• Provided data
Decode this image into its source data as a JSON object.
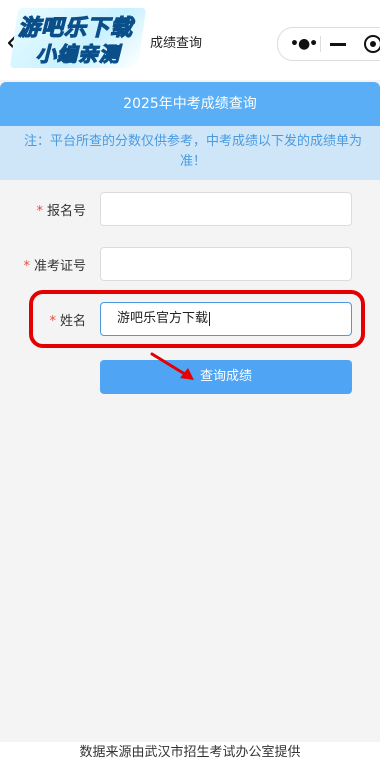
{
  "header": {
    "logo_line1": "游吧乐下载",
    "logo_line2": "小编亲测",
    "title": "成绩查询"
  },
  "banner": {
    "title": "2025年中考成绩查询"
  },
  "notice": {
    "text": "注：平台所查的分数仅供参考，中考成绩以下发的成绩单为准！"
  },
  "form": {
    "fields": [
      {
        "required_mark": "*",
        "label": "报名号",
        "value": ""
      },
      {
        "required_mark": "*",
        "label": "准考证号",
        "value": ""
      },
      {
        "required_mark": "*",
        "label": "姓名",
        "value": "游吧乐官方下载"
      }
    ],
    "submit_label": "查询成绩"
  },
  "footer": {
    "text": "数据来源由武汉市招生考试办公室提供"
  },
  "colors": {
    "accent": "#4fa4f4",
    "notice_bg": "#cfe6f9",
    "highlight": "#e40000"
  },
  "icons": [
    "back-chevron-icon",
    "more-dots-icon",
    "minimize-icon",
    "close-target-icon",
    "red-arrow-annotation"
  ]
}
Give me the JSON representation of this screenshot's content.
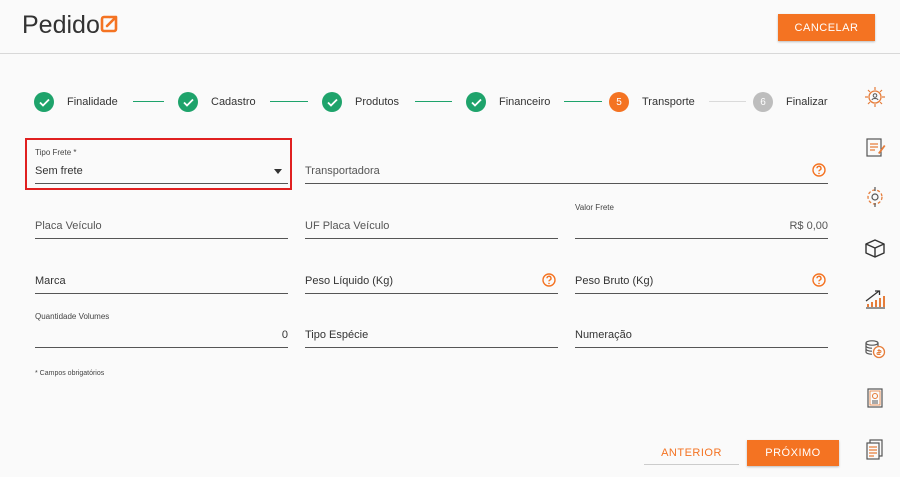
{
  "header": {
    "title": "Pedido",
    "cancel_label": "CANCELAR"
  },
  "steps": [
    {
      "label": "Finalidade",
      "status": "done",
      "marker": ""
    },
    {
      "label": "Cadastro",
      "status": "done",
      "marker": ""
    },
    {
      "label": "Produtos",
      "status": "done",
      "marker": ""
    },
    {
      "label": "Financeiro",
      "status": "done",
      "marker": ""
    },
    {
      "label": "Transporte",
      "status": "active",
      "marker": "5"
    },
    {
      "label": "Finalizar",
      "status": "pending",
      "marker": "6"
    }
  ],
  "form": {
    "tipo_frete": {
      "label": "Tipo Frete *",
      "value": "Sem frete"
    },
    "transportadora": {
      "placeholder": "Transportadora"
    },
    "placa_veiculo": {
      "placeholder": "Placa Veículo"
    },
    "uf_placa": {
      "placeholder": "UF Placa Veículo"
    },
    "valor_frete": {
      "label": "Valor Frete",
      "value": "R$ 0,00"
    },
    "marca": {
      "placeholder": "Marca"
    },
    "peso_liquido": {
      "placeholder": "Peso Líquido (Kg)"
    },
    "peso_bruto": {
      "placeholder": "Peso Bruto (Kg)"
    },
    "quantidade_volumes": {
      "label": "Quantidade Volumes",
      "value": "0"
    },
    "tipo_especie": {
      "placeholder": "Tipo Espécie"
    },
    "numeracao": {
      "placeholder": "Numeração"
    },
    "required_note": "* Campos obrigatórios"
  },
  "footer": {
    "prev_label": "ANTERIOR",
    "next_label": "PRÓXIMO"
  },
  "sidebar_icons": [
    "finalidade-icon",
    "cadastro-icon",
    "produtos-icon",
    "transporte-box-icon",
    "growth-chart-icon",
    "coins-icon",
    "certificate-icon",
    "documents-icon"
  ],
  "colors": {
    "accent": "#f47322",
    "done": "#1ea36b",
    "pending": "#bdbdbd",
    "highlight_border": "#e02020"
  }
}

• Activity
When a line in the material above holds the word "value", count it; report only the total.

• Solution to the exercise
6